▶ [PROBLEM DESCRIPTION] Which lines of the entries below contain the string "Detailed"? Copy each one.

[Interface dataset entries]
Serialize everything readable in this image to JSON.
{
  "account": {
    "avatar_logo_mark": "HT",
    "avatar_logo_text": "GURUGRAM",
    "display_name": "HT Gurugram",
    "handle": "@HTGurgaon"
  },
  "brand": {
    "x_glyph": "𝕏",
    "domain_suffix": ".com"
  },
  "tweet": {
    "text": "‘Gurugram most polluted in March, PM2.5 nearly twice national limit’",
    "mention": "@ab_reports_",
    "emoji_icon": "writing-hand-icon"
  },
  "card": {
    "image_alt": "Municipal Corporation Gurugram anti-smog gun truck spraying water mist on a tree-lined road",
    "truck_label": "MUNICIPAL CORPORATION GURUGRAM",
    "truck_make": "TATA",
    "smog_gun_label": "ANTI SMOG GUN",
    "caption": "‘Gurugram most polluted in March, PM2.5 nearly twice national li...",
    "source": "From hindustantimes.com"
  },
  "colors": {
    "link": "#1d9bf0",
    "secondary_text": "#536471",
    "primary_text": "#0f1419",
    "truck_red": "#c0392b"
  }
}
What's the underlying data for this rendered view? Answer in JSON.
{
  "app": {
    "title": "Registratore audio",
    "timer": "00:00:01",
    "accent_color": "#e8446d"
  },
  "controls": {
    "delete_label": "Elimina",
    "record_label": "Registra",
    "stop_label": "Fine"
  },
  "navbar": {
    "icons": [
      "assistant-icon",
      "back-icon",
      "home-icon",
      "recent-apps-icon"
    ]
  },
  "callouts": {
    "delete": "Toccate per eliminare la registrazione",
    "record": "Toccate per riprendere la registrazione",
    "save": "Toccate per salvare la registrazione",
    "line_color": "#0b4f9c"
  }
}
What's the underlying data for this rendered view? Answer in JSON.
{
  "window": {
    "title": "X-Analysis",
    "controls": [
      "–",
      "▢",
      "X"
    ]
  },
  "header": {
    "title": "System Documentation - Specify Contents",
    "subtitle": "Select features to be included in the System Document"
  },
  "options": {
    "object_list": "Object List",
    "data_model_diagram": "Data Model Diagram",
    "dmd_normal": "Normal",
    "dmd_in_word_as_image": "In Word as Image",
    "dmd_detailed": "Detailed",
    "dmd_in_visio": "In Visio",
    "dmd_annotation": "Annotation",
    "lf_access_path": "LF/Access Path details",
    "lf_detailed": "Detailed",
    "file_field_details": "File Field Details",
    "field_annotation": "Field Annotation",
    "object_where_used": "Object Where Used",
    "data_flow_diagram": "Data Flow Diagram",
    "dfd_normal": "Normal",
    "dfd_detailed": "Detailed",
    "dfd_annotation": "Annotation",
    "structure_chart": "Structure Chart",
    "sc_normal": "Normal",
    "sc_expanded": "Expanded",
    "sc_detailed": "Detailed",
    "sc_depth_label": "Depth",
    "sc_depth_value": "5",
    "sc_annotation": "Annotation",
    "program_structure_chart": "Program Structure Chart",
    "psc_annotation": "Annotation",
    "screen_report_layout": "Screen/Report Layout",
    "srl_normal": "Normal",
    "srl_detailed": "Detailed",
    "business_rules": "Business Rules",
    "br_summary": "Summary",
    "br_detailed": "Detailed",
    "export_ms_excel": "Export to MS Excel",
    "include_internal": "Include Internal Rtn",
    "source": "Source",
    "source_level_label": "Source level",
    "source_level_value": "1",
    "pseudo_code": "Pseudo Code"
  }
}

▶ [WRITTEN RESPONSE]
    "dmd_detailed": "Detailed",
    "lf_detailed": "Detailed",
    "dfd_detailed": "Detailed",
    "sc_detailed": "Detailed",
    "srl_detailed": "Detailed",
    "br_detailed": "Detailed",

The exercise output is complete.